Items listed in a dataset:
BEGIN
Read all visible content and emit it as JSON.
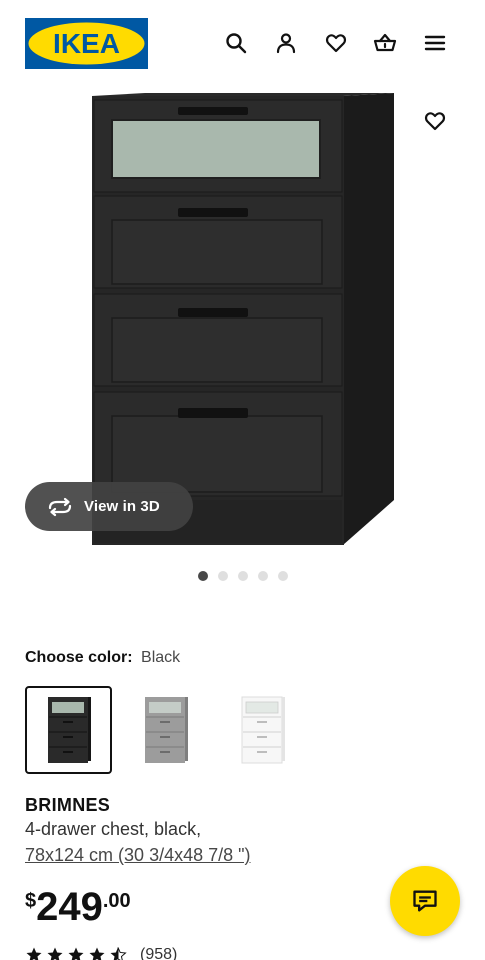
{
  "header": {
    "logo_text": "IKEA",
    "icons": [
      "search-icon",
      "account-icon",
      "wishlist-icon",
      "cart-icon",
      "menu-icon"
    ]
  },
  "gallery": {
    "view_3d_label": "View in 3D",
    "active_index": 0,
    "image_count": 5
  },
  "color": {
    "label": "Choose color:",
    "value": "Black",
    "options": [
      "Black",
      "Gray",
      "White"
    ],
    "selected": "Black"
  },
  "product": {
    "name": "BRIMNES",
    "description": "4-drawer chest, black,",
    "size": "78x124 cm (30 3/4x48 7/8 \")"
  },
  "price": {
    "currency": "$",
    "integer": "249",
    "decimal": ".00"
  },
  "rating": {
    "stars": 4.5,
    "count": "(958)"
  },
  "colors": {
    "ikea_blue": "#0058a3",
    "ikea_yellow": "#ffdb00"
  }
}
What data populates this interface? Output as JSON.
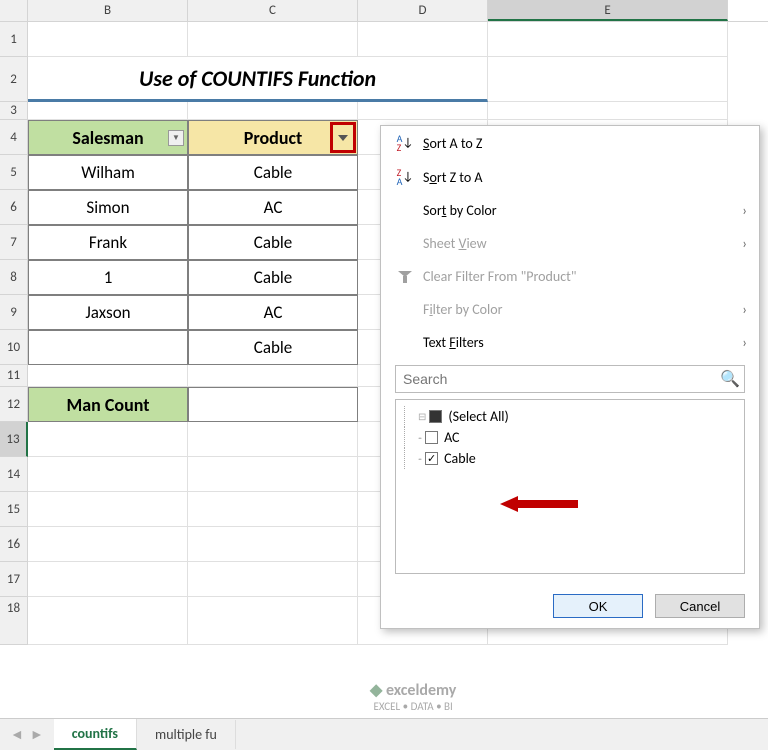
{
  "cols": [
    "B",
    "C",
    "D",
    "E"
  ],
  "rows": [
    "1",
    "2",
    "3",
    "4",
    "5",
    "6",
    "7",
    "8",
    "9",
    "10",
    "11",
    "12",
    "13",
    "14",
    "15",
    "16",
    "17",
    "18"
  ],
  "title": "Use of COUNTIFS Function",
  "headers": {
    "salesman": "Salesman",
    "product": "Product"
  },
  "data_rows": [
    {
      "salesman": "Wilham",
      "product": "Cable"
    },
    {
      "salesman": "Simon",
      "product": "AC"
    },
    {
      "salesman": "Frank",
      "product": "Cable"
    },
    {
      "salesman": "1",
      "product": "Cable"
    },
    {
      "salesman": "Jaxson",
      "product": "AC"
    },
    {
      "salesman": "",
      "product": "Cable"
    }
  ],
  "man_count_label": "Man Count",
  "filter_menu": {
    "sort_az": "Sort A to Z",
    "sort_za": "Sort Z to A",
    "sort_color": "Sort by Color",
    "sheet_view": "Sheet View",
    "clear": "Clear Filter From \"Product\"",
    "filter_color": "Filter by Color",
    "text_filters": "Text Filters",
    "search_ph": "Search",
    "items": {
      "select_all": "(Select All)",
      "ac": "AC",
      "cable": "Cable"
    },
    "ok": "OK",
    "cancel": "Cancel"
  },
  "tabs": {
    "active": "countifs",
    "other": "multiple fu"
  },
  "watermark": {
    "name": "exceldemy",
    "tag": "EXCEL • DATA • BI"
  }
}
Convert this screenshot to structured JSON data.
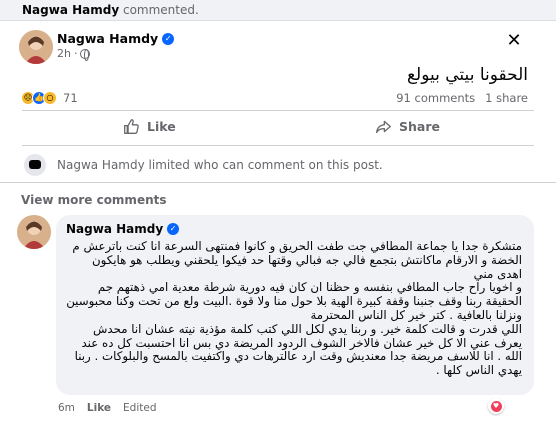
{
  "notification": {
    "actor": "Nagwa Hamdy",
    "action": "commented."
  },
  "post": {
    "author": "Nagwa Hamdy",
    "time": "2h",
    "privacy_icon": "globe-icon",
    "text": "الحقونا بيتي بيولع",
    "reaction_count": "71",
    "reaction_icons": [
      "sad-reaction-icon",
      "like-reaction-icon",
      "wow-reaction-icon"
    ],
    "comments": "91 comments",
    "shares": "1 share"
  },
  "actions": {
    "like": "Like",
    "share": "Share"
  },
  "limited_notice": "Nagwa Hamdy limited who can comment on this post.",
  "view_more": "View more comments",
  "comment": {
    "author": "Nagwa Hamdy",
    "paragraphs": [
      "متشكرة جدا يا جماعة المطافي جت طفت الحريق و كانوا فمنتهى السرعة انا كنت باترعش م الخضة و الارقام ماكانتش بتجمع فالي جه فبالي وقتها حد فيكوا يلحقني ويطلب هو هايكون اهدى مني",
      "و اخويا راح جاب المطافي بنفسه و حظنا ان كان فيه دورية شرطة معدية امي ذهتهم جم الحقيقة ربنا وقف جنبنا وقفة كبيرة الهية بلا حول منا ولا قوة .البيت ولع من تحت وكنا محبوسين ونزلنا بالعافية . كتر خير كل الناس المحترمة",
      "اللي قدرت و قالت كلمة خير. و ربنا يدي لكل اللي كتب كلمة مؤذية نيته عشان انا محدش يعرف عني الا كل خير عشان فالاخر الشوف الردود المريضة دي بس انا احتسبت كل ده عند الله . انا للاسف مريضة جدا معنديش وقت ارد عالترهات دي واكتفيت بالمسح والبلوكات . ربنا يهدي الناس كلها ."
    ],
    "time": "6m",
    "like_label": "Like",
    "edited_label": "Edited",
    "reaction_icon": "love-reaction-icon"
  },
  "colors": {
    "brand_blue": "#0866ff",
    "secondary_text": "#65676b",
    "background": "#f0f2f5"
  }
}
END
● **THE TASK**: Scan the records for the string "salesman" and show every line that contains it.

● **FINAL ANSWER**:
    "salesman": "Salesman",
      "salesman": "Wilham",
      "salesman": "Simon",
      "salesman": "Frank",
      "salesman": "1",
      "salesman": "Jaxson",
      "salesman": "",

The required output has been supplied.